▸ **What needs to be done**
Each entry needs to be reproduced exactly, with none left out.

--- Dataset extract Enclosed Below ---

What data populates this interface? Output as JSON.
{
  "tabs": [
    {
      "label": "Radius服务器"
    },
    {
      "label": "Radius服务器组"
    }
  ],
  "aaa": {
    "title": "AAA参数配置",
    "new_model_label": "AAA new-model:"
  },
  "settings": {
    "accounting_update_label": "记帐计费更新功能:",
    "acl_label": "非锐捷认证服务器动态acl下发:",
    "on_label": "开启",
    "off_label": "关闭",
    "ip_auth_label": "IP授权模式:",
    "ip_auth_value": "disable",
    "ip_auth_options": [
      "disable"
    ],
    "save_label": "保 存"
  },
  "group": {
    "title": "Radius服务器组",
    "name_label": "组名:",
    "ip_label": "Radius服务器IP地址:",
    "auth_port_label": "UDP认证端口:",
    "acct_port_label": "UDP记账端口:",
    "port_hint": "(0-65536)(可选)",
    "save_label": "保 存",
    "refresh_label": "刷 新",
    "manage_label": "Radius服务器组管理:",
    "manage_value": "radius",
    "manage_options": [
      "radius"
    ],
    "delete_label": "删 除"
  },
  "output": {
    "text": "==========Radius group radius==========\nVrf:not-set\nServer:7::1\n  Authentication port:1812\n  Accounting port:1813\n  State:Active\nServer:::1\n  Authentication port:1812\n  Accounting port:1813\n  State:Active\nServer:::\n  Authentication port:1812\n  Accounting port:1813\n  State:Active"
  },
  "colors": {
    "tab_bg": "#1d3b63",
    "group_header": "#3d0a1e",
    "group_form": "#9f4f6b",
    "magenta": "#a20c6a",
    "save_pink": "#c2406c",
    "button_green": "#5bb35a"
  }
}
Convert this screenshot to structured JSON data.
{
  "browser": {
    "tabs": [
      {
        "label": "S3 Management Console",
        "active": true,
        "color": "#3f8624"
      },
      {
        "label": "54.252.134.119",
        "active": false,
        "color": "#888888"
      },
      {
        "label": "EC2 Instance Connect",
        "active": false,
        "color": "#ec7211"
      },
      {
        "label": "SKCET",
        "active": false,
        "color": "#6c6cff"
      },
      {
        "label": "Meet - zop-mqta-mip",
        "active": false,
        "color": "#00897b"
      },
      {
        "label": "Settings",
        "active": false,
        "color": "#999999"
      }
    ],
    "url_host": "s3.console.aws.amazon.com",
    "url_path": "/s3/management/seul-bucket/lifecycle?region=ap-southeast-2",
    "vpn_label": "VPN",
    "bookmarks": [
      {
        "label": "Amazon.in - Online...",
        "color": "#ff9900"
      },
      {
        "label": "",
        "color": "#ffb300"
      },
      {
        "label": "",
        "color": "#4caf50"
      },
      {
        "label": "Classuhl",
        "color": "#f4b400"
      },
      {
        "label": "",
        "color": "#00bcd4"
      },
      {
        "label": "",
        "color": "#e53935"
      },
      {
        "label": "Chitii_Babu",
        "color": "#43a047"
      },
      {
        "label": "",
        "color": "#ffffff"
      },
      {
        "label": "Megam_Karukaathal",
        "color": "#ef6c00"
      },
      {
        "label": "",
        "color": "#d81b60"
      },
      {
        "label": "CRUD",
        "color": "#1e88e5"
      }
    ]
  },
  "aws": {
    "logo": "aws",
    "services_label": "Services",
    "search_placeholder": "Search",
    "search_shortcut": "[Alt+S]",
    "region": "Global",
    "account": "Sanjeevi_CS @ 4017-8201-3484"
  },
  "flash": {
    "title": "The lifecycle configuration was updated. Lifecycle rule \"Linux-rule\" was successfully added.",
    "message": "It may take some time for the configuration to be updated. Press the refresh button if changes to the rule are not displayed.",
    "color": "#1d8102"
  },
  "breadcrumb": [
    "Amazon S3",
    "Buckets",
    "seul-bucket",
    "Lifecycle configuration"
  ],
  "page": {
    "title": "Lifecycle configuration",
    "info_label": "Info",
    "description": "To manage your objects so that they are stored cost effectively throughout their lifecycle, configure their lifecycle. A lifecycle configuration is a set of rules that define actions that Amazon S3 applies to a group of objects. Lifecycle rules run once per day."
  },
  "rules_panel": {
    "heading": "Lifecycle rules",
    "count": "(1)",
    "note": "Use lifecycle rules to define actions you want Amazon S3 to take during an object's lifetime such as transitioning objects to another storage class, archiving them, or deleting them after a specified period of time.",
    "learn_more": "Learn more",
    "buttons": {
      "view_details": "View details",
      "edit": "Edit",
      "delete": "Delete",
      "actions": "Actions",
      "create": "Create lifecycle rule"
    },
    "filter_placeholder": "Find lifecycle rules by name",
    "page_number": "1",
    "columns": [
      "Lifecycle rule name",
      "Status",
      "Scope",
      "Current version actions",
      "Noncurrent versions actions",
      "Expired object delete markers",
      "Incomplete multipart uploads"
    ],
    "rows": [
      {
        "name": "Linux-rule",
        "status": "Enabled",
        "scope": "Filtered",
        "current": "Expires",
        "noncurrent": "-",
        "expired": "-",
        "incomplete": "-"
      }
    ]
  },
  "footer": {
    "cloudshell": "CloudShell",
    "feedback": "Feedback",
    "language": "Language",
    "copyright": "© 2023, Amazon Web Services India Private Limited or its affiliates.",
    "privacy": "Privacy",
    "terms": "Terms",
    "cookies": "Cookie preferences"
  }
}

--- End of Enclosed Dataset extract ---

▸ **Answer box**
What data populates this interface? Output as JSON.
{
  "tabs": [
    {
      "label": "Radius服务器"
    },
    {
      "label": "Radius服务器组"
    }
  ],
  "aaa": {
    "title": "AAA参数配置",
    "new_model_label": "AAA new-model:"
  },
  "settings": {
    "accounting_update_label": "记帐计费更新功能:",
    "acl_label": "非锐捷认证服务器动态acl下发:",
    "on_label": "开启",
    "off_label": "关闭",
    "ip_auth_label": "IP授权模式:",
    "ip_auth_value": "disable",
    "ip_auth_options": [
      "disable"
    ],
    "save_label": "保 存"
  },
  "group": {
    "title": "Radius服务器组",
    "name_label": "组名:",
    "ip_label": "Radius服务器IP地址:",
    "auth_port_label": "UDP认证端口:",
    "acct_port_label": "UDP记账端口:",
    "port_hint": "(0-65536)(可选)",
    "save_label": "保 存",
    "refresh_label": "刷 新",
    "manage_label": "Radius服务器组管理:",
    "manage_value": "radius",
    "manage_options": [
      "radius"
    ],
    "delete_label": "删 除"
  },
  "output": {
    "text": "==========Radius group radius==========\nVrf:not-set\nServer:7::1\n  Authentication port:1812\n  Accounting port:1813\n  State:Active\nServer:::1\n  Authentication port:1812\n  Accounting port:1813\n  State:Active\nServer:::\n  Authentication port:1812\n  Accounting port:1813\n  State:Active"
  },
  "colors": {
    "tab_bg": "#1d3b63",
    "group_header": "#3d0a1e",
    "group_form": "#9f4f6b",
    "magenta": "#a20c6a",
    "save_pink": "#c2406c",
    "button_green": "#5bb35a"
  }
}
Convert this screenshot to structured JSON data.
{
  "browser": {
    "tabs": [
      {
        "label": "S3 Management Console",
        "active": true,
        "color": "#3f8624"
      },
      {
        "label": "54.252.134.119",
        "active": false,
        "color": "#888888"
      },
      {
        "label": "EC2 Instance Connect",
        "active": false,
        "color": "#ec7211"
      },
      {
        "label": "SKCET",
        "active": false,
        "color": "#6c6cff"
      },
      {
        "label": "Meet - zop-mqta-mip",
        "active": false,
        "color": "#00897b"
      },
      {
        "label": "Settings",
        "active": false,
        "color": "#999999"
      }
    ],
    "url_host": "s3.console.aws.amazon.com",
    "url_path": "/s3/management/seul-bucket/lifecycle?region=ap-southeast-2",
    "vpn_label": "VPN",
    "bookmarks": [
      {
        "label": "Amazon.in - Online...",
        "color": "#ff9900"
      },
      {
        "label": "",
        "color": "#ffb300"
      },
      {
        "label": "",
        "color": "#4caf50"
      },
      {
        "label": "Classuhl",
        "color": "#f4b400"
      },
      {
        "label": "",
        "color": "#00bcd4"
      },
      {
        "label": "",
        "color": "#e53935"
      },
      {
        "label": "Chitii_Babu",
        "color": "#43a047"
      },
      {
        "label": "",
        "color": "#ffffff"
      },
      {
        "label": "Megam_Karukaathal",
        "color": "#ef6c00"
      },
      {
        "label": "",
        "color": "#d81b60"
      },
      {
        "label": "CRUD",
        "color": "#1e88e5"
      }
    ]
  },
  "aws": {
    "logo": "aws",
    "services_label": "Services",
    "search_placeholder": "Search",
    "search_shortcut": "[Alt+S]",
    "region": "Global",
    "account": "Sanjeevi_CS @ 4017-8201-3484"
  },
  "flash": {
    "title": "The lifecycle configuration was updated. Lifecycle rule \"Linux-rule\" was successfully added.",
    "message": "It may take some time for the configuration to be updated. Press the refresh button if changes to the rule are not displayed.",
    "color": "#1d8102"
  },
  "breadcrumb": [
    "Amazon S3",
    "Buckets",
    "seul-bucket",
    "Lifecycle configuration"
  ],
  "page": {
    "title": "Lifecycle configuration",
    "info_label": "Info",
    "description": "To manage your objects so that they are stored cost effectively throughout their lifecycle, configure their lifecycle. A lifecycle configuration is a set of rules that define actions that Amazon S3 applies to a group of objects. Lifecycle rules run once per day."
  },
  "rules_panel": {
    "heading": "Lifecycle rules",
    "count": "(1)",
    "note": "Use lifecycle rules to define actions you want Amazon S3 to take during an object's lifetime such as transitioning objects to another storage class, archiving them, or deleting them after a specified period of time.",
    "learn_more": "Learn more",
    "buttons": {
      "view_details": "View details",
      "edit": "Edit",
      "delete": "Delete",
      "actions": "Actions",
      "create": "Create lifecycle rule"
    },
    "filter_placeholder": "Find lifecycle rules by name",
    "page_number": "1",
    "columns": [
      "Lifecycle rule name",
      "Status",
      "Scope",
      "Current version actions",
      "Noncurrent versions actions",
      "Expired object delete markers",
      "Incomplete multipart uploads"
    ],
    "rows": [
      {
        "name": "Linux-rule",
        "status": "Enabled",
        "scope": "Filtered",
        "current": "Expires",
        "noncurrent": "-",
        "expired": "-",
        "incomplete": "-"
      }
    ]
  },
  "footer": {
    "cloudshell": "CloudShell",
    "feedback": "Feedback",
    "language": "Language",
    "copyright": "© 2023, Amazon Web Services India Private Limited or its affiliates.",
    "privacy": "Privacy",
    "terms": "Terms",
    "cookies": "Cookie preferences"
  }
}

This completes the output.